Evaluating managed services arrangements during a merger and acquisition.

One of the many decisions made during the course of completing a merger or acquisition involves IT managed services arrangements for the combined organization. The “obvious” conclusion would seem to be wrapping the new operations into the acquirer’s existing service arrangement. But this recent experience from our Managed Services work with one client illustrates why a more thoughtful evaluation process could be beneficial—and could be a key to helping the evolving organization successfully integrate acquired firms.

Several years ago, one of our private equity clients engaged us to provide diligence on the acquisition of a $100 million company that was being spun out of a large conglomerate.  Our team provided operational and IT due diligence on NewCo during the deal’s early stages, along with substantial carve-out experience and a track record for helping similar organizations become successful independent businesses.  After our consulting team successfully executed the IT separation, our Managed Services team stepped in to run NewCo’s IT operations on an ongoing basis.

Shortly after the successful carve-out, NewCo was sold to a large multinational company with aggressive growth and acquisition goals that included an average of three to four deals per year.  We met the acquirer during the diligence process, and its initial reaction was that IT was clearly running well under our Managed Services management. Accordingly, the acquirer (ParentCo) asked us to continue running IT operations as well as selected aspects of its own IT environment.

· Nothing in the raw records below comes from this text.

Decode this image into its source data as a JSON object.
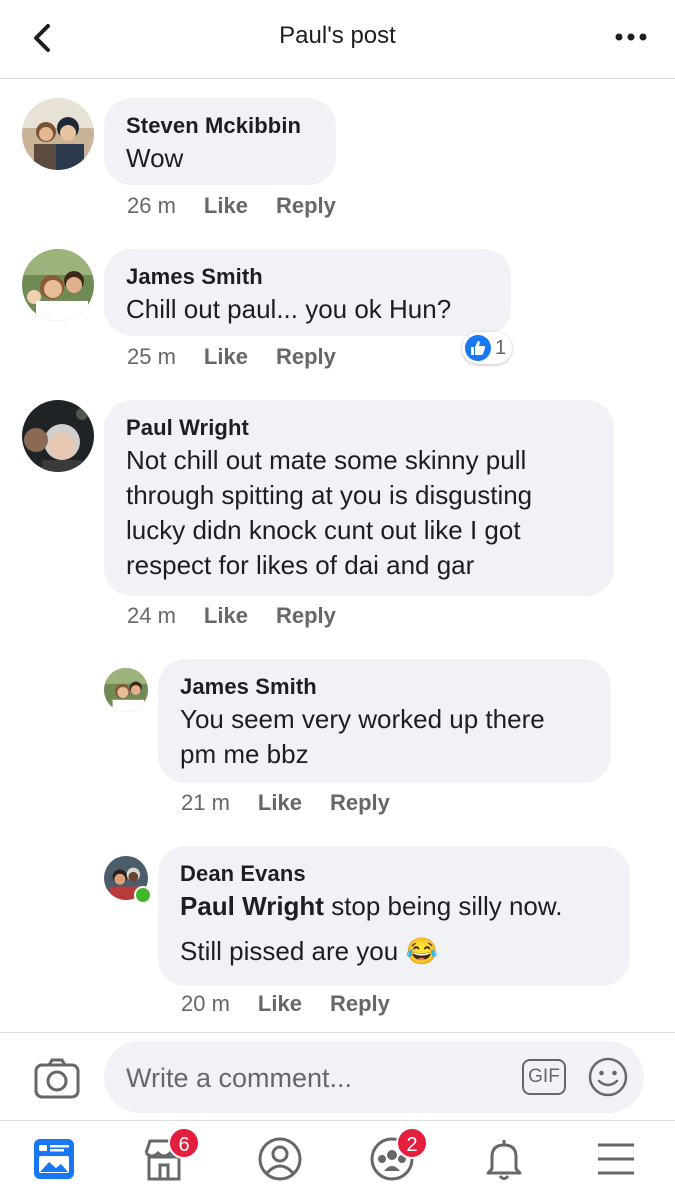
{
  "header": {
    "title": "Paul's post"
  },
  "comments": [
    {
      "author": "Steven Mckibbin",
      "lines": [
        "Wow"
      ],
      "time": "26 m",
      "like": "Like",
      "reply": "Reply"
    },
    {
      "author": "James Smith",
      "lines": [
        "Chill out paul... you ok Hun?"
      ],
      "time": "25 m",
      "like": "Like",
      "reply": "Reply",
      "reaction_count": "1"
    },
    {
      "author": "Paul Wright",
      "lines": [
        "Not chill out mate some skinny pull",
        "through spitting at you is disgusting",
        "lucky didn knock cunt out like I got",
        "respect for likes of dai and gar"
      ],
      "time": "24 m",
      "like": "Like",
      "reply": "Reply"
    }
  ],
  "replies": [
    {
      "author": "James Smith",
      "lines": [
        "You seem very worked up there",
        "pm me bbz"
      ],
      "time": "21 m",
      "like": "Like",
      "reply": "Reply"
    },
    {
      "author": "Dean Evans",
      "mention": "Paul Wright",
      "line1_rest": " stop being silly now.",
      "line2": "Still pissed are you",
      "emoji": "😂",
      "time": "20 m",
      "like": "Like",
      "reply": "Reply"
    }
  ],
  "composer": {
    "placeholder": "Write a comment...",
    "gif_label": "GIF"
  },
  "nav": {
    "marketplace_badge": "6",
    "groups_badge": "2"
  },
  "colors": {
    "accent": "#1877f2",
    "bubble": "#f0f2f5",
    "badge": "#e41e3f",
    "online": "#42b72a"
  },
  "icons": [
    "back-arrow-icon",
    "more-dots-icon",
    "camera-icon",
    "gif-icon",
    "emoji-icon",
    "news-feed-icon",
    "marketplace-icon",
    "profile-icon",
    "groups-icon",
    "notifications-bell-icon",
    "menu-icon",
    "like-thumb-icon"
  ]
}
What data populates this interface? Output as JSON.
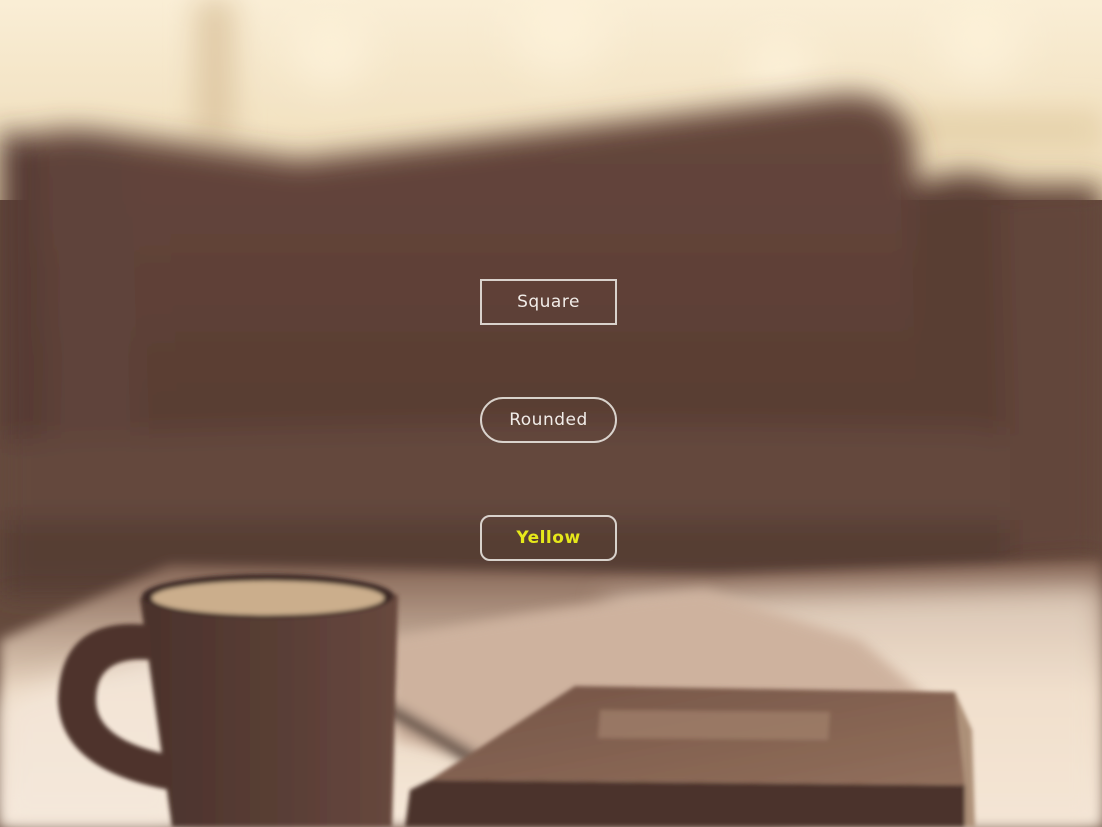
{
  "buttons": {
    "square": {
      "label": "Square"
    },
    "rounded": {
      "label": "Rounded"
    },
    "yellow": {
      "label": "Yellow",
      "text_color": "#e6e81a"
    }
  },
  "colors": {
    "button_border": "#f0ece8",
    "button_text": "#f1ece8",
    "accent_yellow": "#e6e81a"
  }
}
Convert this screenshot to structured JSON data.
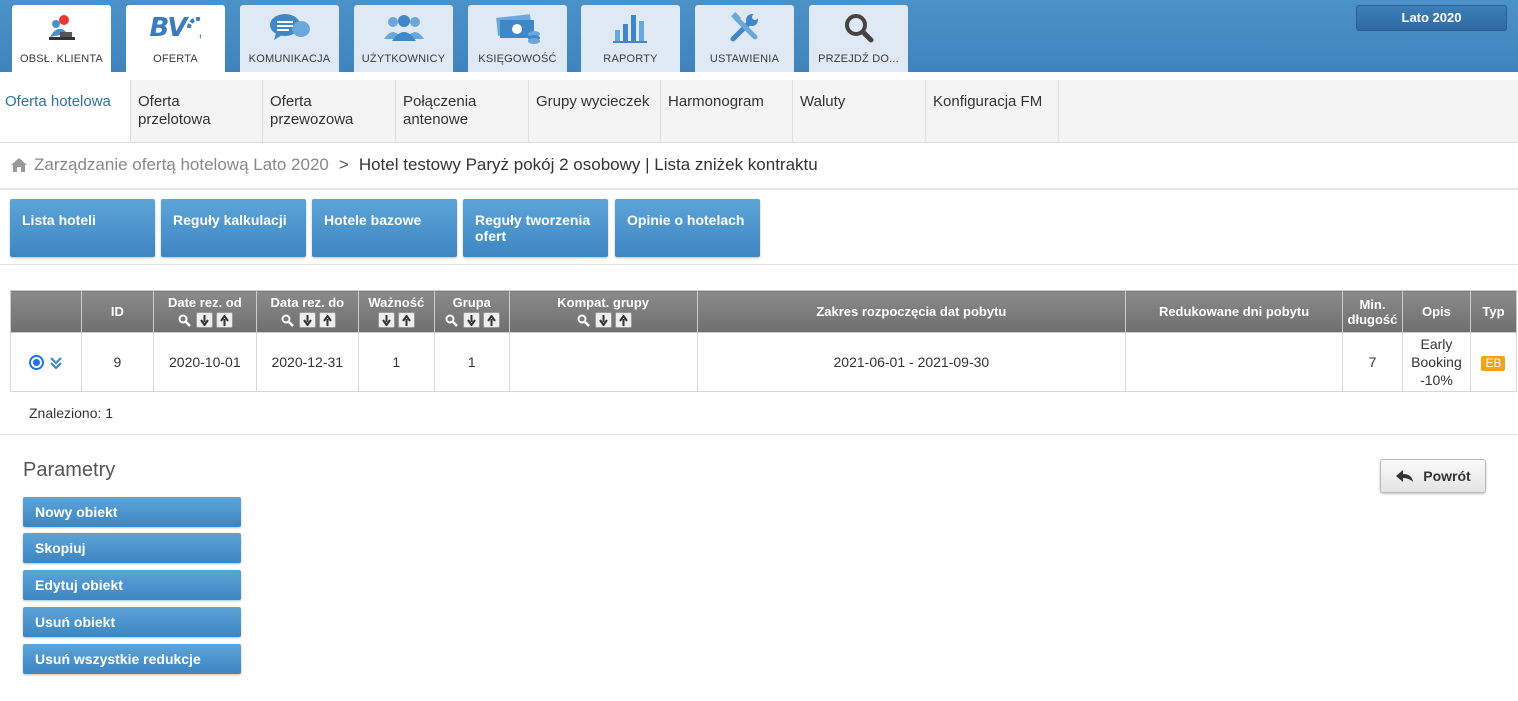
{
  "top_tabs": [
    {
      "label": "OBSŁ. KLIENTA",
      "icon": "customer-service-icon"
    },
    {
      "label": "OFERTA",
      "icon": "bv-logo-icon"
    },
    {
      "label": "KOMUNIKACJA",
      "icon": "chat-bubbles-icon"
    },
    {
      "label": "UŻYTKOWNICY",
      "icon": "users-icon"
    },
    {
      "label": "KSIĘGOWOŚĆ",
      "icon": "money-icon"
    },
    {
      "label": "RAPORTY",
      "icon": "bar-chart-icon"
    },
    {
      "label": "USTAWIENIA",
      "icon": "tools-icon"
    },
    {
      "label": "PRZEJDŹ DO...",
      "icon": "search-icon"
    }
  ],
  "logo_text": "BV",
  "season": "Lato 2020",
  "sub_nav": [
    "Oferta hotelowa",
    "Oferta przelotowa",
    "Oferta przewozowa",
    "Połączenia antenowe",
    "Grupy wycieczek",
    "Harmonogram",
    "Waluty",
    "Konfiguracja FM"
  ],
  "breadcrumb": {
    "parent": "Zarządzanie ofertą hotelową Lato 2020",
    "separator": ">",
    "current": "Hotel testowy Paryż pokój 2 osobowy | Lista zniżek kontraktu"
  },
  "action_buttons": [
    "Lista hoteli",
    "Reguły kalkulacji",
    "Hotele bazowe",
    "Reguły tworzenia ofert",
    "Opinie o hotelach"
  ],
  "table": {
    "headers": {
      "id": "ID",
      "date_from": "Date rez. od",
      "date_to": "Data rez. do",
      "validity": "Ważność",
      "group": "Grupa",
      "compat_groups": "Kompat. grupy",
      "range": "Zakres rozpoczęcia dat pobytu",
      "reduced_days": "Redukowane dni pobytu",
      "min_length": "Min. długość",
      "desc": "Opis",
      "type": "Typ"
    },
    "rows": [
      {
        "id": "9",
        "date_from": "2020-10-01",
        "date_to": "2020-12-31",
        "validity": "1",
        "group": "1",
        "compat_groups": "",
        "range": "2021-06-01 - 2021-09-30",
        "reduced_days": "",
        "min_length": "7",
        "desc": "Early Booking -10%",
        "type": "EB"
      }
    ]
  },
  "found_text": "Znaleziono: 1",
  "params_title": "Parametry",
  "param_buttons": [
    "Nowy obiekt",
    "Skopiuj",
    "Edytuj obiekt",
    "Usuń obiekt",
    "Usuń wszystkie redukcje"
  ],
  "back_button": "Powrót",
  "colors": {
    "topbar": "#4b92c8",
    "button_blue": "#3d86c2",
    "badge_orange": "#f0a418",
    "header_gray": "#7a7a7a"
  }
}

Over time, ParentCo experienced the Managed Services team’s focus on execution and flexibility – a stark contrast to the inflexibility of the large outsourcing partner that provides support services across much of the rest of the company.  Eventually, ParentCo turned to West Monroe for assistance in managing US data center and infrastructure operations for its fast-evolving operations as it acquired more and more companies. Our blended team of M&A, Technology Infrastructure, and Managed Services professionals helped ParentCo achieve a simplified cost structure and a more flexible IT environment.  As each additional acquisition closes, our Managed Services team on-boards the acquired company’s existing IT environment while simultaneously working with ParentCo’s architecture team to consolidate services and applications where appropriate.  Today, we share with our client a common goal to provide high quality, responsive, and flexible IT operational support to the business that creates exceptional value.

The lesson here is this…

In a merger and acquisition situation, you will be evaluating the current managed services arrangement(s) in place and making decisions about which provider(s) to retain for the combined organization going forward. It is critical to make such decisions with a keen eye on business objectives—and not just the cost.

This client recognized that the most effective and beneficial outsourcing relationship is one focused on creating value. Whether the organization is addressing routine maintenance and data center outages or providing transitions services for large acquisitions, the key to establishing and maintaining IT infrastructure that enables its growth strategy is flexibility to respond to the organization’s rapidly changing environment and agility to react to the speed integrations often require.

Will your IT outsourcing arrangements meet the goals of your merged organization?

When evaluating an outsourcing provider, here are some useful questions to ask to make sure an arrangement is well aligned with transaction goals:

  • Is your outsourcer staffed with “athletes” who can quickly assess a newly acquired environment and on-board it quickly into your procedures and processes?
  • Has your outsourcing partner demonstrated an ability to react quickly, focusing first on understanding the situation before discussing changes to contracts?
  • Does your outsourcing partner have experience with larger clients so you don’t risk outgrowing them?
  • Can your outsourcer focus on helping you achieve desired cost synergies – even if that requires them to staff up at close and on-boarding and then ramp down as systems are consolidated?
  • Does your outsourcer have a consulting arm that can successfully execute large, complex projects?
  • Can you outsourcer adapt to flexible to the changing business needs?

For more information about West Monroe's Managed Services practice, please contact us.